**** Source information
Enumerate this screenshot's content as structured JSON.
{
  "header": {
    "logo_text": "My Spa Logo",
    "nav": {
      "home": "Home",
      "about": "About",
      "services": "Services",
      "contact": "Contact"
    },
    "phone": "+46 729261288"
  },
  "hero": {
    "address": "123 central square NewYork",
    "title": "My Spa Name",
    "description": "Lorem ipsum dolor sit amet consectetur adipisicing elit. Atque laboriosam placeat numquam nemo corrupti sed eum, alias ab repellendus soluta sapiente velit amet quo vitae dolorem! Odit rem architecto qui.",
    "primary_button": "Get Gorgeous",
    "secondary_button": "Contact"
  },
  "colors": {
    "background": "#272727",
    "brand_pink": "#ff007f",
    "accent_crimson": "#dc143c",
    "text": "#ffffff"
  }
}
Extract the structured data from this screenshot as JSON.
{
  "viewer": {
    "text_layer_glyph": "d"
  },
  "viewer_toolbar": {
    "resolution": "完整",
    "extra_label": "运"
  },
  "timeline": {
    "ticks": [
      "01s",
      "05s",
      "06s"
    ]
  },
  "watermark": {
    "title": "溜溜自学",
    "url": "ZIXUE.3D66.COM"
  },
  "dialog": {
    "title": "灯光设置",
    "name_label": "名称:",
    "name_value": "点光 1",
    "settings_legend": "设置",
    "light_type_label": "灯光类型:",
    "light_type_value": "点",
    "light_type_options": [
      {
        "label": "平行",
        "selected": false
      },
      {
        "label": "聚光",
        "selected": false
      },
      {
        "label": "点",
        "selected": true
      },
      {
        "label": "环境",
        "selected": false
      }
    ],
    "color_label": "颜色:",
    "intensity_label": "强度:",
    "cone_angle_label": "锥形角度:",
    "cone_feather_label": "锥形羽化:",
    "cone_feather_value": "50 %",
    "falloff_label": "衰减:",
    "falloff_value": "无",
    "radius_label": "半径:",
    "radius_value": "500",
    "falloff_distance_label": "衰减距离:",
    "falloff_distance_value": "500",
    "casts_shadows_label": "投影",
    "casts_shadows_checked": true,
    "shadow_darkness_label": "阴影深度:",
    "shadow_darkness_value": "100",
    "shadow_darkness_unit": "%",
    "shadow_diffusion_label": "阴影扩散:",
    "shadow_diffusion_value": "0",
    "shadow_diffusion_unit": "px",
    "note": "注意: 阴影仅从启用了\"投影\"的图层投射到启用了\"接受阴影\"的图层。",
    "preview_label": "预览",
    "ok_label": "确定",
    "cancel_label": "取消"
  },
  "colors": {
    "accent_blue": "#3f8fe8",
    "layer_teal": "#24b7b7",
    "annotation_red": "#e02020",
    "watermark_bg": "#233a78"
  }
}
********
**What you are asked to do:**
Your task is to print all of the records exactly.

**Worked solution:**
Enumerate this screenshot's content as structured JSON.
{
  "header": {
    "logo_text": "My Spa Logo",
    "nav": {
      "home": "Home",
      "about": "About",
      "services": "Services",
      "contact": "Contact"
    },
    "phone": "+46 729261288"
  },
  "hero": {
    "address": "123 central square NewYork",
    "title": "My Spa Name",
    "description": "Lorem ipsum dolor sit amet consectetur adipisicing elit. Atque laboriosam placeat numquam nemo corrupti sed eum, alias ab repellendus soluta sapiente velit amet quo vitae dolorem! Odit rem architecto qui.",
    "primary_button": "Get Gorgeous",
    "secondary_button": "Contact"
  },
  "colors": {
    "background": "#272727",
    "brand_pink": "#ff007f",
    "accent_crimson": "#dc143c",
    "text": "#ffffff"
  }
}
Extract the structured data from this screenshot as JSON.
{
  "viewer": {
    "text_layer_glyph": "d"
  },
  "viewer_toolbar": {
    "resolution": "完整",
    "extra_label": "运"
  },
  "timeline": {
    "ticks": [
      "01s",
      "05s",
      "06s"
    ]
  },
  "watermark": {
    "title": "溜溜自学",
    "url": "ZIXUE.3D66.COM"
  },
  "dialog": {
    "title": "灯光设置",
    "name_label": "名称:",
    "name_value": "点光 1",
    "settings_legend": "设置",
    "light_type_label": "灯光类型:",
    "light_type_value": "点",
    "light_type_options": [
      {
        "label": "平行",
        "selected": false
      },
      {
        "label": "聚光",
        "selected": false
      },
      {
        "label": "点",
        "selected": true
      },
      {
        "label": "环境",
        "selected": false
      }
    ],
    "color_label": "颜色:",
    "intensity_label": "强度:",
    "cone_angle_label": "锥形角度:",
    "cone_feather_label": "锥形羽化:",
    "cone_feather_value": "50 %",
    "falloff_label": "衰减:",
    "falloff_value": "无",
    "radius_label": "半径:",
    "radius_value": "500",
    "falloff_distance_label": "衰减距离:",
    "falloff_distance_value": "500",
    "casts_shadows_label": "投影",
    "casts_shadows_checked": true,
    "shadow_darkness_label": "阴影深度:",
    "shadow_darkness_value": "100",
    "shadow_darkness_unit": "%",
    "shadow_diffusion_label": "阴影扩散:",
    "shadow_diffusion_value": "0",
    "shadow_diffusion_unit": "px",
    "note": "注意: 阴影仅从启用了\"投影\"的图层投射到启用了\"接受阴影\"的图层。",
    "preview_label": "预览",
    "ok_label": "确定",
    "cancel_label": "取消"
  },
  "colors": {
    "accent_blue": "#3f8fe8",
    "layer_teal": "#24b7b7",
    "annotation_red": "#e02020",
    "watermark_bg": "#233a78"
  }
}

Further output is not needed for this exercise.